**WHAT YOU HAVE TO DO:** Write out every record below exactly, leaving the pictures out.

**RAW DATA:**
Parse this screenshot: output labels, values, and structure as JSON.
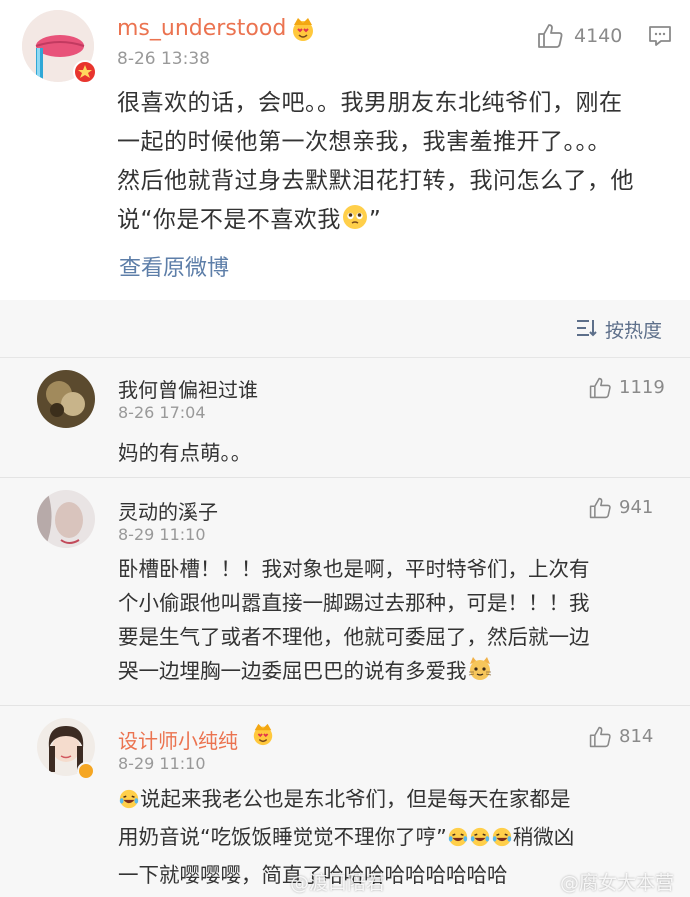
{
  "post": {
    "username": "ms_understood",
    "time": "8-26 13:38",
    "like_count": "4140",
    "body_lines": [
      "很喜欢的话，会吧。。我男朋友东北纯爷们，刚在",
      "一起的时候他第一次想亲我，我害羞推开了。。。",
      "然后他就背过身去默默泪花打转，我问怎么了，他",
      "说“你是不是不喜欢我"
    ],
    "body_tail": "”",
    "view_original": "查看原微博"
  },
  "sort": {
    "label": "按热度"
  },
  "comments": [
    {
      "username": "我何曾偏袒过谁",
      "time": "8-26 17:04",
      "like_count": "1119",
      "lines": [
        "妈的有点萌。。"
      ]
    },
    {
      "username": "灵动的溪子",
      "time": "8-29 11:10",
      "like_count": "941",
      "lines": [
        "卧槽卧槽！！！我对象也是啊，平时特爷们，上次有",
        "个小偷跟他叫嚣直接一脚踢过去那种，可是！！！我",
        "要是生气了或者不理他，他就可委屈了，然后就一边",
        "哭一边埋胸一边委屈巴巴的说有多爱我"
      ]
    },
    {
      "username": "设计师小纯纯",
      "time": "8-29 11:10",
      "like_count": "814",
      "lines": [
        "说起来我老公也是东北爷们，但是每天在家都是",
        "用奶音说“吃饭饭睡觉觉不理你了哼”",
        "一下就嘤嘤嘤，简直了哈哈哈哈哈哈哈哈哈"
      ],
      "line2_tail": "稍微凶"
    }
  ],
  "watermarks": [
    "@渡口陪君",
    "@腐女大本营"
  ],
  "colors": {
    "username_accent": "#eb7350",
    "link": "#5d7ea8",
    "meta": "#999999",
    "background": "#f7f7f7"
  },
  "icons": [
    "crown-emoji-icon",
    "thumbs-up-icon",
    "comment-icon",
    "sort-icon",
    "pleading-face-icon",
    "cat-face-icon",
    "laughing-crying-icon",
    "vip-badge-icon"
  ]
}
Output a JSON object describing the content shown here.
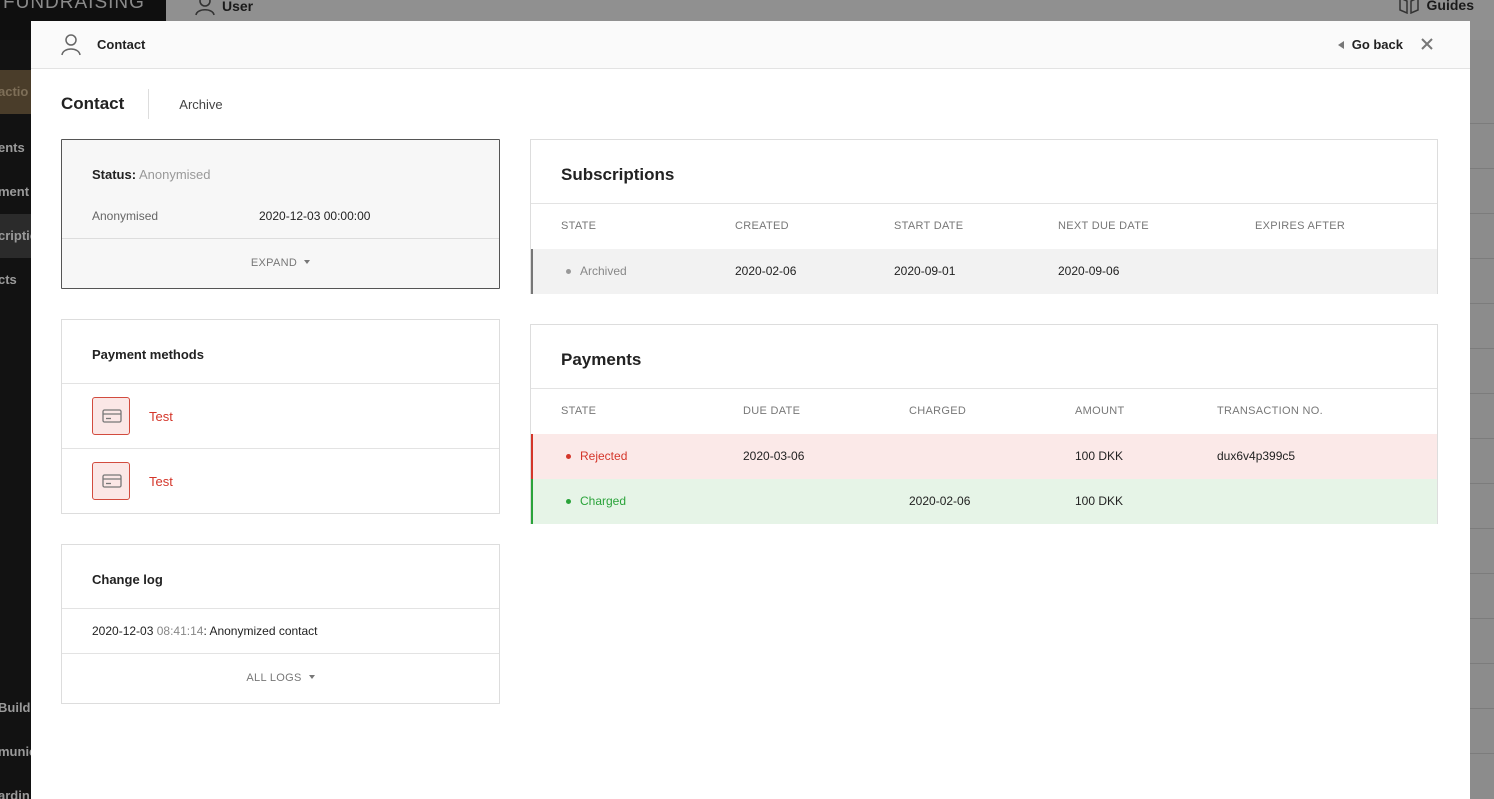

**EXERCISE RESULT:**
Parse this screenshot: output labels, values, and structure as JSON.
{
  "post": {
    "username": "ms_understood",
    "time": "8-26 13:38",
    "like_count": "4140",
    "body_lines": [
      "很喜欢的话，会吧。。我男朋友东北纯爷们，刚在",
      "一起的时候他第一次想亲我，我害羞推开了。。。",
      "然后他就背过身去默默泪花打转，我问怎么了，他",
      "说“你是不是不喜欢我"
    ],
    "body_tail": "”",
    "view_original": "查看原微博"
  },
  "sort": {
    "label": "按热度"
  },
  "comments": [
    {
      "username": "我何曾偏袒过谁",
      "time": "8-26 17:04",
      "like_count": "1119",
      "lines": [
        "妈的有点萌。。"
      ]
    },
    {
      "username": "灵动的溪子",
      "time": "8-29 11:10",
      "like_count": "941",
      "lines": [
        "卧槽卧槽！！！我对象也是啊，平时特爷们，上次有",
        "个小偷跟他叫嚣直接一脚踢过去那种，可是！！！我",
        "要是生气了或者不理他，他就可委屈了，然后就一边",
        "哭一边埋胸一边委屈巴巴的说有多爱我"
      ]
    },
    {
      "username": "设计师小纯纯",
      "time": "8-29 11:10",
      "like_count": "814",
      "lines": [
        "说起来我老公也是东北爷们，但是每天在家都是",
        "用奶音说“吃饭饭睡觉觉不理你了哼”",
        "一下就嘤嘤嘤，简直了哈哈哈哈哈哈哈哈哈"
      ],
      "line2_tail": "稍微凶"
    }
  ],
  "watermarks": [
    "@渡口陪君",
    "@腐女大本营"
  ],
  "colors": {
    "username_accent": "#eb7350",
    "link": "#5d7ea8",
    "meta": "#999999",
    "background": "#f7f7f7"
  },
  "icons": [
    "crown-emoji-icon",
    "thumbs-up-icon",
    "comment-icon",
    "sort-icon",
    "pleading-face-icon",
    "cat-face-icon",
    "laughing-crying-icon",
    "vip-badge-icon"
  ]
}
Output a JSON object describing the content shown here.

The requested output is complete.